Waterville, Maine

related topics
{build, building, house}
{land, century, early}
{household, population, female}
{city, population, household}
{area, community, home}
{city, large, area}
{school, student, university}
{company, market, business}
{line, north, south}
{rate, high, increase}
{township, household, population}
{group, member, jewish}
{game, team, player}
{town, population, incorporate}
{system, computer, user}
{village, small, smallsup}

Waterville is a city in Kennebec County, Maine, United States, on the west bank of the Kennebec River. The population was 15,605 at the 2000 census. Home to Colby College and Thomas College, Waterville is the regional commercial, medical and cultural center.[1]

Contents

History

The area now known as Waterville was once inhabited by the Canibas tribe of Abenaki Indians. Called Taconnet after Chief Taconnet, the main village was located at what is now Winslow, on the east bank of the Kennebec River at its confluence with the Sebasticook River. Known as Ticonic by English settlers, it was burned in 1692 during King William's War, after which the Canibas tribe abandoned the area. Fort Halifax was built by General John Winslow in 1754, and the last skirmish with Indians occurred on May 18, 1757. [2]

The township would be organized as Kingfield Plantation, then incorporated in 1771 as Winslow. Waterville was set off from Winslow and incorporated on June 23, 1802 when residents on the west side of the Kennebec found themselves unable to cross the river to attend town meetings. In 1824, a bridge was built to Winslow. Early industries included fishing, lumbering, agriculture and ship building, with larger boats launched in spring during freshets. By the early 1900s, there were five shipyards in the community. [3]

Ticonic Falls blocked navigation further upriver, so Waterville developed as the terminus for trade and shipping. The Kennebec River and Messalonskee Stream provided water power for mills, including several sawmills, a gristmill, a sash and blind factory, a furniture factory and a shovel handle factory. There was also a carriage and sleigh factory, boot shop, brickyard and tannery. On September 27, 1849, the Androscoggin and Kennebec Railroad opened to Waterville. It would become part of the Maine Central Railroad, which in 1870 established locomotive and car repair shops in the thriving mill town.
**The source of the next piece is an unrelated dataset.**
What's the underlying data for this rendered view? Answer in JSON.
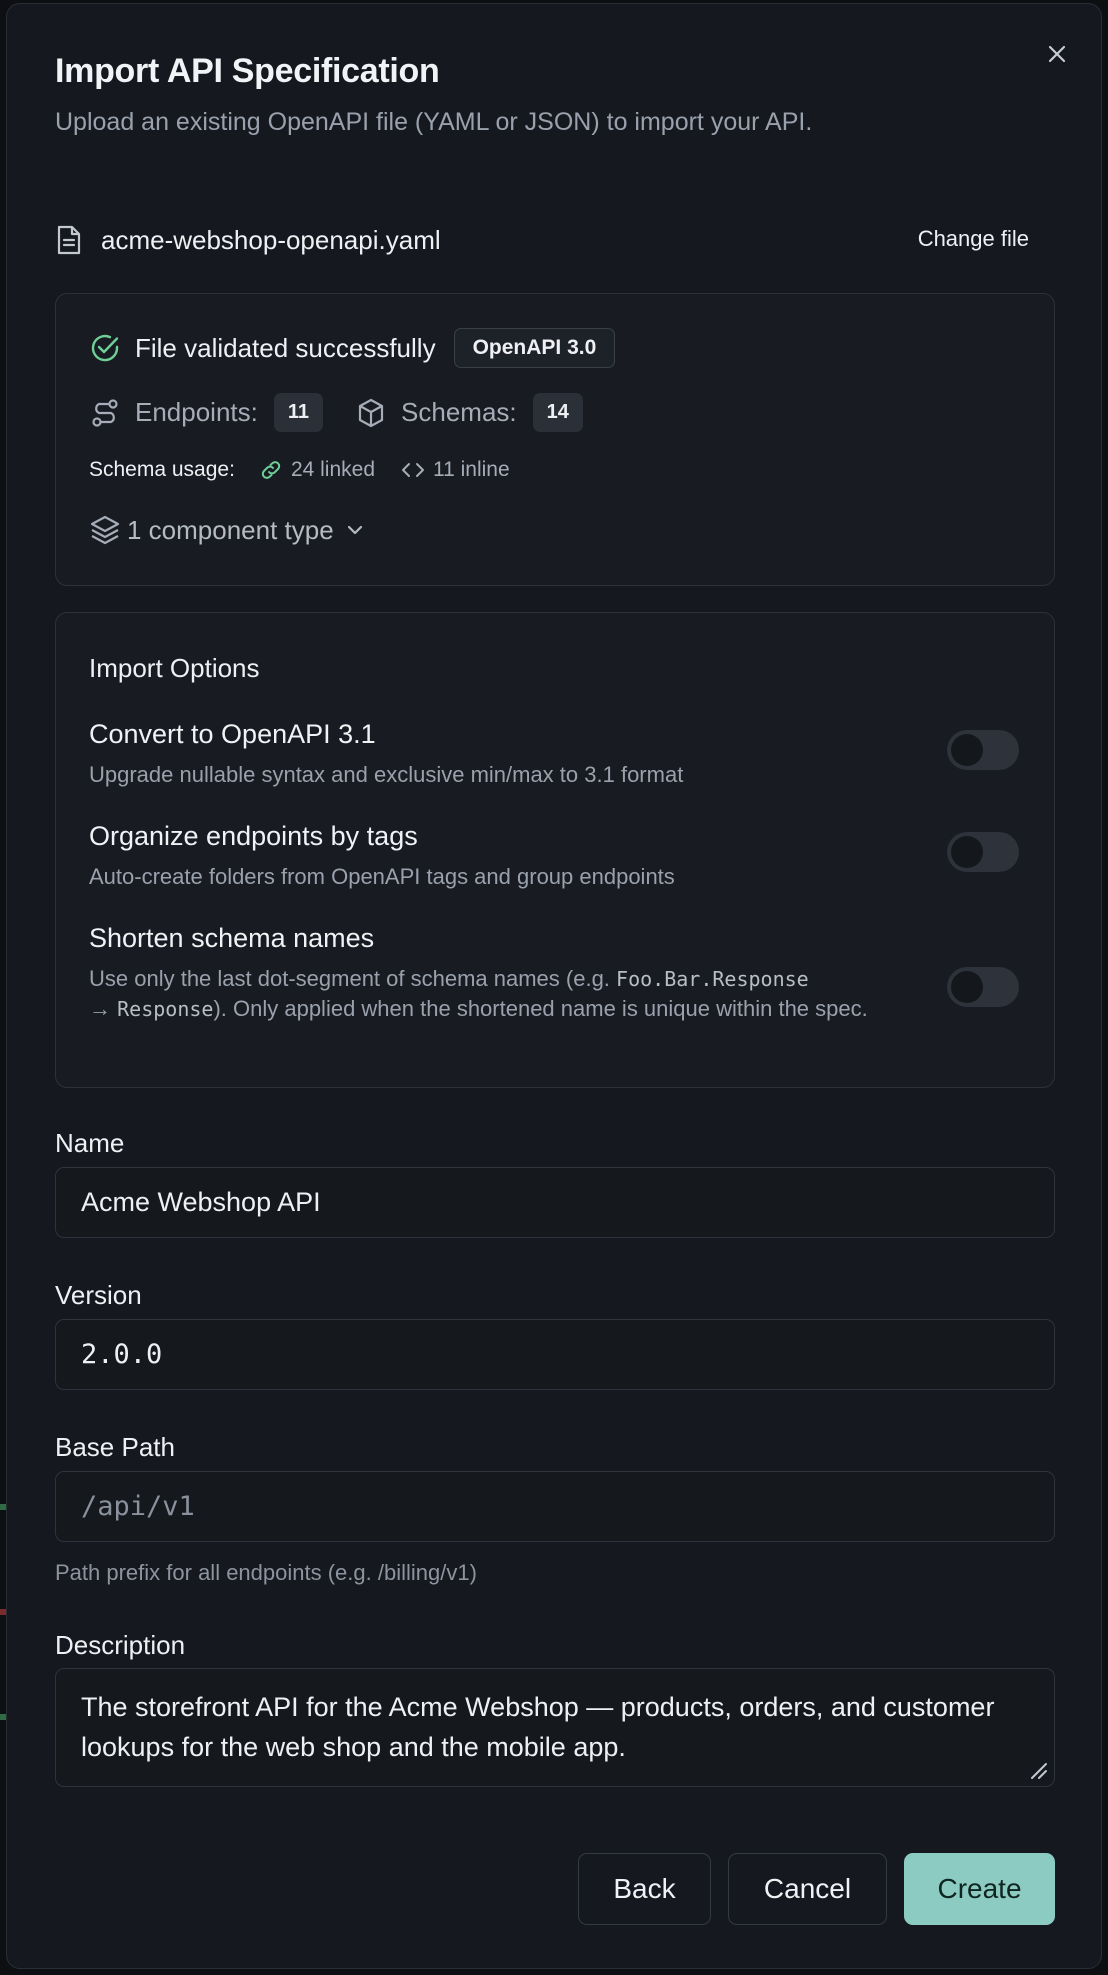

West Waterville (renamed Oakland) was set off as a town in 1873. Waterville was incorporated as a city on January 12, 1888. [4]

Full article ▸

related documents
Gaston, Oregon
Fall City, Washington
Ste. Genevieve, Missouri
Guttenberg, Iowa
Mattoon, Illinois
East Wenatchee, Washington
Thomaston, Georgia
Chenoa, Illinois
Gridley, California
Bridgeport, West Virginia
Huntington, Oregon
Stotts City, Missouri
Bonners Ferry, Idaho
Bixby, Oklahoma
Trenton, Texas
Henrietta, Texas
Crab Orchard, Tennessee
Tenino, Washington
Ocean Springs, Mississippi
Hallowell, Maine
Gardiner, Maine
Brashear, Missouri
Maysville, Kentucky
Malta, Illinois
Haverhill, Massachusetts
West, Texas
Bandon, Oregon
Mechanicville, New York
Yorktown, Texas
Clarksville, Indiana